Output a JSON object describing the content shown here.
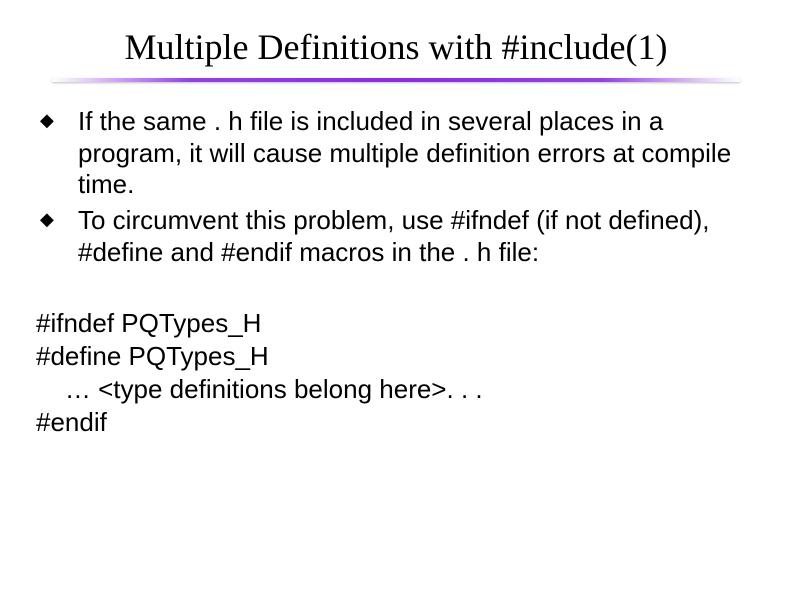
{
  "title": "Multiple Definitions with #include(1)",
  "bullets": [
    "If the same . h file is included in several places in a program, it will cause multiple definition errors at compile time.",
    "To circumvent this problem, use #ifndef (if not defined), #define and #endif macros  in the . h file:"
  ],
  "code": "#ifndef PQTypes_H\n#define PQTypes_H\n    … <type definitions belong here>. . .\n#endif"
}
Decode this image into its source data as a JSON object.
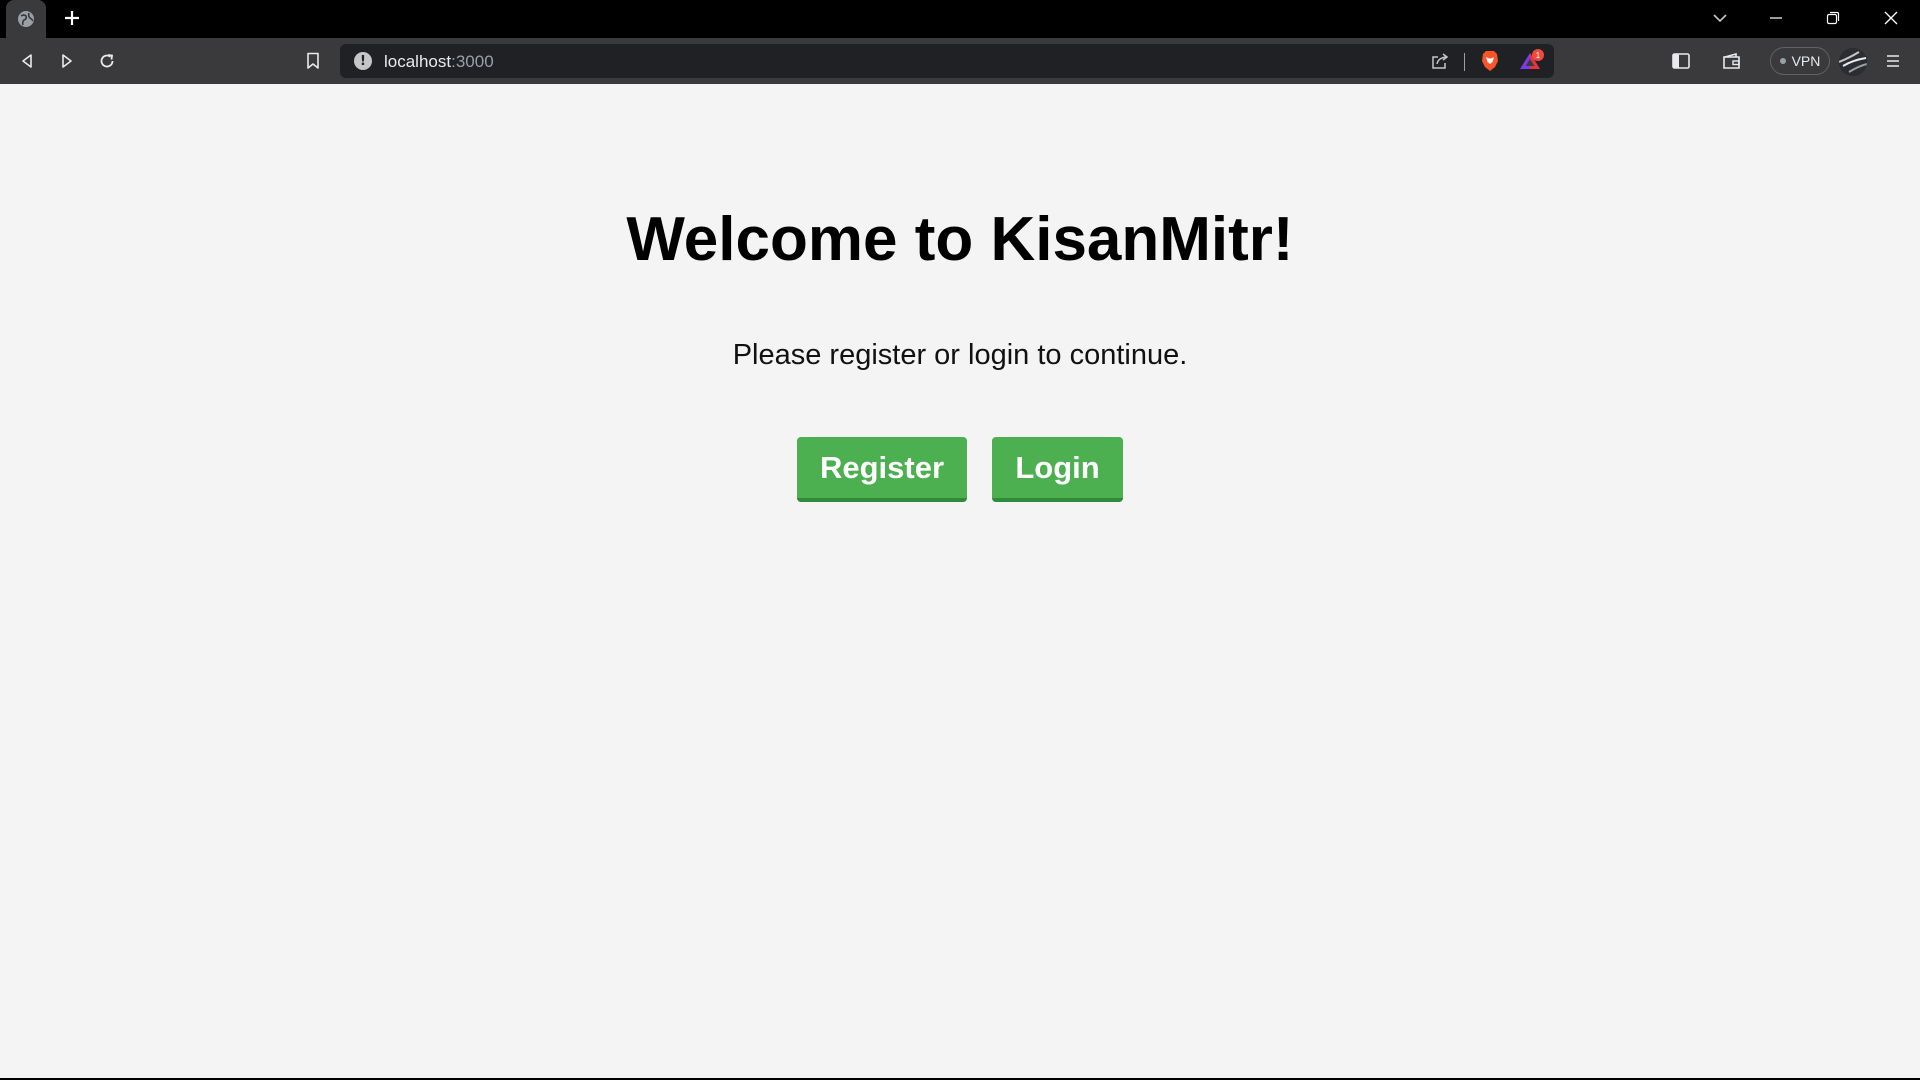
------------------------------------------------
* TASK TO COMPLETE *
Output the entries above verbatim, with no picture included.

* RESULT OF THIS EXERCISE *
Output a JSON object describing the content shown here.
{
  "title": "Multiple Definitions with #include(1)",
  "bullets": [
    "If the same . h file is included in several places in a program, it will cause multiple definition errors at compile time.",
    "To circumvent this problem, use #ifndef (if not defined), #define and #endif macros  in the . h file:"
  ],
  "code": "#ifndef PQTypes_H\n#define PQTypes_H\n    … <type definitions belong here>. . .\n#endif"
}
Decode this image into its source data as a JSON object.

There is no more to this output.